An experimental drug from Bristol-Myers Squibb and Pfizer reduces the risk of stroke by more than half compared with aspirin, with no significant rise in major bleeding, researchers said on Tuesday.

The results boost prospects for apixaban, one of several new anticoagulant pills aiming to displace the old, problematic heart drug warfarin as a stroke preventer for patients with a common heart arrhythmia called atrial fibrillation (AF).

Industry analysts believe the market for products to replace warfarin, which was originally developed as rat poison, could eventually be worth more than $10 billion annually and possibly as much as $20 billion.

German company Boehringer Ingelheim is currently leading the race with Pradaxa, which will be reviewed by U.S. regulatory advisers on September 20.

But heart specialists meeting in Stockholm said a clear winner had yet to emerge.
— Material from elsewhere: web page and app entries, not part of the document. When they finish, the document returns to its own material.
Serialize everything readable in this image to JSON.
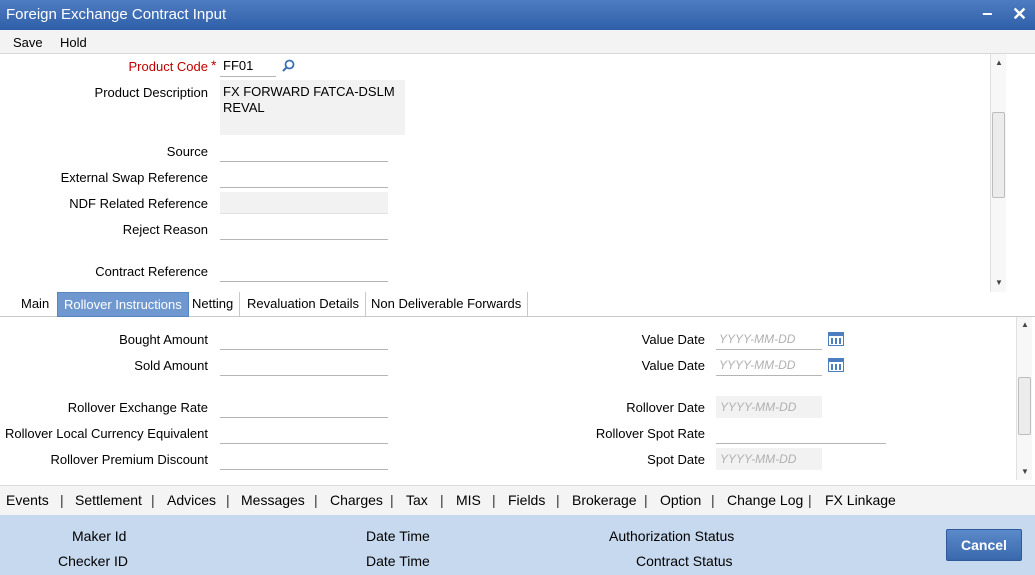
{
  "window": {
    "title": "Foreign Exchange Contract Input",
    "minimize": "−",
    "close": "✕"
  },
  "menu": {
    "save": "Save",
    "hold": "Hold"
  },
  "header": {
    "product_code_label": "Product Code",
    "required_mark": "*",
    "product_code_value": "FF01",
    "product_description_label": "Product Description",
    "product_description_line1": "FX FORWARD FATCA-DSLM",
    "product_description_line2": "REVAL",
    "source_label": "Source",
    "external_swap_label": "External Swap Reference",
    "ndf_label": "NDF Related Reference",
    "reject_reason_label": "Reject Reason",
    "contract_reference_label": "Contract Reference"
  },
  "tabs": [
    "Main",
    "Rollover Instructions",
    "Netting",
    "Revaluation Details",
    "Non Deliverable Forwards"
  ],
  "active_tab": "Rollover Instructions",
  "rollover": {
    "bought_amount_label": "Bought Amount",
    "sold_amount_label": "Sold Amount",
    "rollover_exchange_rate_label": "Rollover Exchange Rate",
    "rollover_lce_label": "Rollover Local Currency Equivalent",
    "rollover_premium_label": "Rollover Premium Discount",
    "value_date_label_1": "Value Date",
    "value_date_label_2": "Value Date",
    "rollover_date_label": "Rollover Date",
    "rollover_spot_rate_label": "Rollover Spot Rate",
    "spot_date_label": "Spot Date",
    "date_placeholder": "YYYY-MM-DD"
  },
  "footer_links": [
    "Events",
    "Settlement",
    "Advices",
    "Messages",
    "Charges",
    "Tax",
    "MIS",
    "Fields",
    "Brokerage",
    "Option",
    "Change Log",
    "FX Linkage"
  ],
  "footer_separator": "|",
  "status": {
    "maker_id": "Maker Id",
    "checker_id": "Checker ID",
    "date_time_1": "Date Time",
    "date_time_2": "Date Time",
    "authorization_status": "Authorization Status",
    "contract_status": "Contract Status"
  },
  "cancel_label": "Cancel",
  "icons": {
    "search": "search-icon",
    "calendar": "calendar-icon"
  },
  "colors": {
    "title_bar": "#3a6cb4",
    "active_tab": "#6e98cf",
    "status_bar": "#c6d9ee",
    "required": "#c00000",
    "cancel_button": "#4a79bd"
  }
}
Stuart Connolly of McMaster University in Canada, who presented the apixaban findings to the European Society of Cardiology congress, said the results with apixaban were truly impressive.

Medical experts had been expecting a good result from the 5,600-patient AVERROES study, after the drug's makers halted the Phase III trial in June due to clear evidence that it prevented stroke. The exact results, however, had been keenly awaited.

Connolly said apixaban reduced the rate of strokes by 52 percent compared with aspirin in the patients studied, who were selected because they were unsuited to warfarin treatment. The annual rate of strokes in patients on apixaban was 1.5 percent compared to 3.3 percent for those taking aspirin.

Patients with AF are at risk of blood pooling in an upper chamber of the heart, which can cause clots and stroke.

An estimated 40 to 50 percent of AF patients are either intolerant to warfarin or refuse to take the medicine, leaving them dependent on less-effective aspirin.

The annual rate of major bleeding was not significantly different between patients on apixaban and aspirin, at 1.4 and 1.2 percent respectively, and there was also no significant difference in clinically relevant non-major bleeds.

We didn't expect it to look as clean on bleeding, Connolly said. For these patients, apixaban appears to have a very favorable risk-benefit profile.

The results from the AVERROES trial are only part of the apixaban story, however, since Bristol and Pfizer are also conducting a second trial, called ARISTOTLE, comparing the drug head-to-head with warfarin, for which results are due next year.

Connolly said it now looked highly likely that the ARISTOTLE trial would also be positive.